- Be transparent as to what the employee can expect in terms of culture, job duties and compensation. Don’t make a potential employee go through orientation training prior to solidifying a job offer that outlines these expectations.
- Welcome the new employee on board and connect them with a mentor or someone they can ask questions to.
- Train an employee in a structured format, where the employee can feel safe to make mistakes and ask questions while being supported by the trainer.
- Provide a salary at or above competitive wages for the market and be open to providing performance-based wage increases.
- Automate tedious tasks that could be done more efficiently, and allow the employee to make tasks more efficient if they desire.
- Schedule both daily tasks and shifts consistently. NOTE: If the schedule must rotate, attempt to create schedules a month in advance to leave the employee enough time for outside planning.
- Reward and incentivize great work.
- Construct positive and necessary feedback, not just during quarterly reviews, but throughout the week.
- Ask employees what their goals are and provide opportunities to foster longevity and learning with the company.

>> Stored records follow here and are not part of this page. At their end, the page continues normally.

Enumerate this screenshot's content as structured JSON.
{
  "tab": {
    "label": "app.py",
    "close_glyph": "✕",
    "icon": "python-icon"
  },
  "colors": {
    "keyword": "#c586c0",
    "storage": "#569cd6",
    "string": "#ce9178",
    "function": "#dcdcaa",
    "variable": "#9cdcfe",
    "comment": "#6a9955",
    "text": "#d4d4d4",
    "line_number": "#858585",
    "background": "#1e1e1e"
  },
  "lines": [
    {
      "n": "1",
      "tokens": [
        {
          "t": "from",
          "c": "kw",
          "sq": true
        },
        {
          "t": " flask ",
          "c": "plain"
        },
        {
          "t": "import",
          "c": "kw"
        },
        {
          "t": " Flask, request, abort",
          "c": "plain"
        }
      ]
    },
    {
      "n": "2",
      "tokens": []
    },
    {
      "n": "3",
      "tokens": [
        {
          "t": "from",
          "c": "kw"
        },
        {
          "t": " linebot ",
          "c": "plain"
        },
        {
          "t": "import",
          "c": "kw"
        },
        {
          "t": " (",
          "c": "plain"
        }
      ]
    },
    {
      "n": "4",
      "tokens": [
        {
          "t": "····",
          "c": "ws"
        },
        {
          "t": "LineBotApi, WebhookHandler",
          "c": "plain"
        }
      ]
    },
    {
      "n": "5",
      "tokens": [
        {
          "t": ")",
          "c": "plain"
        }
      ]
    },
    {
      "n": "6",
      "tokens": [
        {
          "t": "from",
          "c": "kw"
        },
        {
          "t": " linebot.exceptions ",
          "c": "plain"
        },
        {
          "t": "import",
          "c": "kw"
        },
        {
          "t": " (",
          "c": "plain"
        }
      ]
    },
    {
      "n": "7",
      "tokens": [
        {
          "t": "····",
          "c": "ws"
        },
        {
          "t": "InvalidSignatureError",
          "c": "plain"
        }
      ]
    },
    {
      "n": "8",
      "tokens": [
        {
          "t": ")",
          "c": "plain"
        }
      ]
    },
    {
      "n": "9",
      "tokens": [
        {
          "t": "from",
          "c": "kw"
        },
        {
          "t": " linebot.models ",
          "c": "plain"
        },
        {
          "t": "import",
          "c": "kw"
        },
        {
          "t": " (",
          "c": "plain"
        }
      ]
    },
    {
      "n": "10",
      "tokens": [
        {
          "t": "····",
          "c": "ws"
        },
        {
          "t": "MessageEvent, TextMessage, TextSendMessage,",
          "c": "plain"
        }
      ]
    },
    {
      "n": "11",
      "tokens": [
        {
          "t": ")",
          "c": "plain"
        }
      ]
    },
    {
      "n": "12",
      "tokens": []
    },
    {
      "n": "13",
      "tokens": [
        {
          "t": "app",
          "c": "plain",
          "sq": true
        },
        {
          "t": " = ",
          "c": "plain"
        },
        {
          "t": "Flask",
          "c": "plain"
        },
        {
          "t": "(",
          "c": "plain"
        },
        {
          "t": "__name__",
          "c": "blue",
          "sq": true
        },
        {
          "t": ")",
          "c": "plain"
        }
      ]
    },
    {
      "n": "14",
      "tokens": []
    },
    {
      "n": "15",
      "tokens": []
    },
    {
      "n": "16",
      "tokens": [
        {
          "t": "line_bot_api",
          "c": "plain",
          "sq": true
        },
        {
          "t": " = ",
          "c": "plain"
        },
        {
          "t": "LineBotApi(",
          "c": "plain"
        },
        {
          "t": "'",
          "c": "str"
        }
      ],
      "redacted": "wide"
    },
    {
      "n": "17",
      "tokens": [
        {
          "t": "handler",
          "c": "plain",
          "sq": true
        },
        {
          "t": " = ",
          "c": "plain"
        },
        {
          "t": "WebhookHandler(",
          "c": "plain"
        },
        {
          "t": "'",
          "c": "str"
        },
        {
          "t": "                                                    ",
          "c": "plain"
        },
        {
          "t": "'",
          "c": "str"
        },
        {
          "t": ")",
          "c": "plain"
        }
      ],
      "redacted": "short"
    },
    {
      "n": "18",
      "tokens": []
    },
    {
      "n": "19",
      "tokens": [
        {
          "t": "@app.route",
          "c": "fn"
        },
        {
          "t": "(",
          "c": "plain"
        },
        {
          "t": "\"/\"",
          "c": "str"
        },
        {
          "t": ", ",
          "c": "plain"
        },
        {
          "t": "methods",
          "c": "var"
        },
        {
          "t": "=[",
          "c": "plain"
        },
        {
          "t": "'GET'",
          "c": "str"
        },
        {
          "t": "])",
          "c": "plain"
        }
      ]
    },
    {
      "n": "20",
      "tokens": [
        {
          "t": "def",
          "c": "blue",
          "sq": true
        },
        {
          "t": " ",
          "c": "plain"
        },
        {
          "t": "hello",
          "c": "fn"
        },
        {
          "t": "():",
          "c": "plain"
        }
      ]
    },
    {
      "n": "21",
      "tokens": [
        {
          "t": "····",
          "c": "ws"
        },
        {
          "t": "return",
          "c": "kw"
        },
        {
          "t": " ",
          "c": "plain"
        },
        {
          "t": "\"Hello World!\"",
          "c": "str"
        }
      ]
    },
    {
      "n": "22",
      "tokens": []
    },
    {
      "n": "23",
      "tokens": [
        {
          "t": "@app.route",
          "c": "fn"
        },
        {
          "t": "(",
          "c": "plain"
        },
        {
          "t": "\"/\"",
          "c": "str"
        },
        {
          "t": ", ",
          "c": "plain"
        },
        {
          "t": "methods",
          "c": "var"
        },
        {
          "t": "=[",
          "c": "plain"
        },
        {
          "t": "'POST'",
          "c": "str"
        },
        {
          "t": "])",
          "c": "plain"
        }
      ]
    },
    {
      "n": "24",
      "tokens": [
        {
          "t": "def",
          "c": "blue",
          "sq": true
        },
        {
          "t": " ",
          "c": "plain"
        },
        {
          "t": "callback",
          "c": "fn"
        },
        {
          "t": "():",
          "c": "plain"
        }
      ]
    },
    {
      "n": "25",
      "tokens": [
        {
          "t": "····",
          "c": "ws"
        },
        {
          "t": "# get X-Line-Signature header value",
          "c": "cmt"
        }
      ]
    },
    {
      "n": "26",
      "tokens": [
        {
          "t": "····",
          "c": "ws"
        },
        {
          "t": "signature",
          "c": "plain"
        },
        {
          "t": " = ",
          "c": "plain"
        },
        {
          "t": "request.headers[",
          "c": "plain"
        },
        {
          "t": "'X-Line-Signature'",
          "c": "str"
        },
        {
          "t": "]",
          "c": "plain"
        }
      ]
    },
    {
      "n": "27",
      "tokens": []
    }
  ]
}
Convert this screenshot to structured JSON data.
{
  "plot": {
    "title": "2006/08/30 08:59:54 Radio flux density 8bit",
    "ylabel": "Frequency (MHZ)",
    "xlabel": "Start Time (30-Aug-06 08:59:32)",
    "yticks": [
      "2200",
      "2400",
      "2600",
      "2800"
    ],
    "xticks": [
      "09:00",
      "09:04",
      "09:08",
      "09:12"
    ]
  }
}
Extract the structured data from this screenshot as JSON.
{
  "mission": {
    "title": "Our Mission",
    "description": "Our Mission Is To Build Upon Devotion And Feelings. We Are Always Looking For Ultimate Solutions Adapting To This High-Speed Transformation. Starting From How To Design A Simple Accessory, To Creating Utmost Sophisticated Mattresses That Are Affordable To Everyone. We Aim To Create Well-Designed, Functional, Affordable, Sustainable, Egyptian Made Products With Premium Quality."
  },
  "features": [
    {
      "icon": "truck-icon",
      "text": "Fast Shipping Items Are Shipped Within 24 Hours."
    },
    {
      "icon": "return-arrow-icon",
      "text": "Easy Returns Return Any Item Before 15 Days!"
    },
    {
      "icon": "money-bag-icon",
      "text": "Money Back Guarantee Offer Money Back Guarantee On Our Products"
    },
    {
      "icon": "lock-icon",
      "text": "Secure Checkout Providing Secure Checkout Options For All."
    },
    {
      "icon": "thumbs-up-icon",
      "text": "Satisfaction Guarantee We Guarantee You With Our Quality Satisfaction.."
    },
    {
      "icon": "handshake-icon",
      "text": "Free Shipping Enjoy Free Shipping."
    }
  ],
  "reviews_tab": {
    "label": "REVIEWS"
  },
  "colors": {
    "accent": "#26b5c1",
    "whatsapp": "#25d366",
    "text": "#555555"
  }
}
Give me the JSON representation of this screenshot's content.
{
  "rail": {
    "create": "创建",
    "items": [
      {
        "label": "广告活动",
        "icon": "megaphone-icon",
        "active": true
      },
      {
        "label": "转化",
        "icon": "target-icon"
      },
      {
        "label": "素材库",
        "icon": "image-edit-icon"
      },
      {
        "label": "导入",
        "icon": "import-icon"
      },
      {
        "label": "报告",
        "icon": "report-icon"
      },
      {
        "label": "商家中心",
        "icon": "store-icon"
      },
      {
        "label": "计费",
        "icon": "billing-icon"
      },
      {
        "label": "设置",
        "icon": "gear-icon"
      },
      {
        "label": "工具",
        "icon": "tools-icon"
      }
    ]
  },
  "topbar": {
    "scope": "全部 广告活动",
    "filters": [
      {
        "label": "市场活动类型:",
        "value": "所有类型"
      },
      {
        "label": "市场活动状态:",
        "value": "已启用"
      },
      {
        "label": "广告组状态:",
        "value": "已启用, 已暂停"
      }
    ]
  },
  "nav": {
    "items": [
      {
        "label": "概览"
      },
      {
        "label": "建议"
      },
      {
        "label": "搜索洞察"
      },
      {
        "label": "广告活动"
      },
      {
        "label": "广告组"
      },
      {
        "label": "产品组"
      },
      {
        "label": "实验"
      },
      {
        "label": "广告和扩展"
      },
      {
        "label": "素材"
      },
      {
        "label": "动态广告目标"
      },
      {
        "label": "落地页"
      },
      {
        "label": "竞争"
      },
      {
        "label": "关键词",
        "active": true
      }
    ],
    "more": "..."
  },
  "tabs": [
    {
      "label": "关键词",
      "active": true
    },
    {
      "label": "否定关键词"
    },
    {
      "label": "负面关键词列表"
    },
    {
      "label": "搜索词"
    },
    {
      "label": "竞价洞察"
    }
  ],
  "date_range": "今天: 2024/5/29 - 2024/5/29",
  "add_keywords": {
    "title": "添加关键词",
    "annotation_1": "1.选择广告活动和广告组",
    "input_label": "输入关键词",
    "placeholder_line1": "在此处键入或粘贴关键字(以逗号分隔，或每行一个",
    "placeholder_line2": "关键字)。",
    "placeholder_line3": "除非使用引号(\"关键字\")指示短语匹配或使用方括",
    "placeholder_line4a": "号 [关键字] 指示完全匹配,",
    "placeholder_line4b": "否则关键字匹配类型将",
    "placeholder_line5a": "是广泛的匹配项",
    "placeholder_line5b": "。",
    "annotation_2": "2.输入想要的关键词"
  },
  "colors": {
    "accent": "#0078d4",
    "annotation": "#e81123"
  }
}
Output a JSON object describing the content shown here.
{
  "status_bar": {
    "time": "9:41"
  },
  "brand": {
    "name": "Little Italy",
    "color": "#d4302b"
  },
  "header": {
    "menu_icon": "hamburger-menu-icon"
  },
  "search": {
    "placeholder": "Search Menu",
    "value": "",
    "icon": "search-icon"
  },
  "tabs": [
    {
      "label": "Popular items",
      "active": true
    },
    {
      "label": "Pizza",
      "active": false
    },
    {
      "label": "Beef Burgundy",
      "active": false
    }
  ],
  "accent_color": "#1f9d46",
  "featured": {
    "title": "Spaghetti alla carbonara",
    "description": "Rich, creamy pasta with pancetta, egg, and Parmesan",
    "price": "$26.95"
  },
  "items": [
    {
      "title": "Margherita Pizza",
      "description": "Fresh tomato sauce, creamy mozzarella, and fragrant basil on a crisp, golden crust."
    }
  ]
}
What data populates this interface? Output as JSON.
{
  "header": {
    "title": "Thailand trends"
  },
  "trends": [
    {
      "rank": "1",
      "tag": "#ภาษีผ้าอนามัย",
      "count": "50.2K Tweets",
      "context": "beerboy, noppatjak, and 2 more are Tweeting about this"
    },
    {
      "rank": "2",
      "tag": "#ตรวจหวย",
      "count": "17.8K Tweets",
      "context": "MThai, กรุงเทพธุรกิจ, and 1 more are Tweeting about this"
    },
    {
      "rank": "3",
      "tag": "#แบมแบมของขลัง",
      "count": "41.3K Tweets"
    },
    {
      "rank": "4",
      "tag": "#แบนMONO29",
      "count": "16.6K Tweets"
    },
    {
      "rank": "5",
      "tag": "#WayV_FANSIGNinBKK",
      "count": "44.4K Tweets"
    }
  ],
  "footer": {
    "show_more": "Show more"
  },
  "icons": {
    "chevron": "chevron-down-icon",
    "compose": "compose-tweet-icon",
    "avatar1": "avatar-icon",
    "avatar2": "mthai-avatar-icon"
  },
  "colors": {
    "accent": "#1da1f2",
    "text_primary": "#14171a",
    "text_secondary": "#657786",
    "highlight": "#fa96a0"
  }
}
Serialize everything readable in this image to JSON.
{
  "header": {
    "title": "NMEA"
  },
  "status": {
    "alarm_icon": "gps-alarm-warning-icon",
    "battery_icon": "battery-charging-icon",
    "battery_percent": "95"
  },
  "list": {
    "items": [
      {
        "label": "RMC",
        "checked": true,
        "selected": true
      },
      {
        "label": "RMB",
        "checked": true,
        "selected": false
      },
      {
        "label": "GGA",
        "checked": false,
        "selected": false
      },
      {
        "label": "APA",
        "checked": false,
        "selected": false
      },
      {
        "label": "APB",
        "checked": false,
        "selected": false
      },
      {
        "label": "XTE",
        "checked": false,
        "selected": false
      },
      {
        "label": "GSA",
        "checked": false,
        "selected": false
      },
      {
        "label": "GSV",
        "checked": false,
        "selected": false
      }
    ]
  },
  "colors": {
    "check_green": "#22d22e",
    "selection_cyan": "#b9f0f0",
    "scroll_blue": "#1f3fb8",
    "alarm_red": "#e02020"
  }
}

And finally, in the words of EDSI’s Chief Servant Leader Kevin Schnieders, “Strive to give employees what they need, and not just want they want.” Adherence to this idea will also lead to greater employee satisfaction and reduced turnover. If only Mr. Salt had applied that advice when raising Veruca!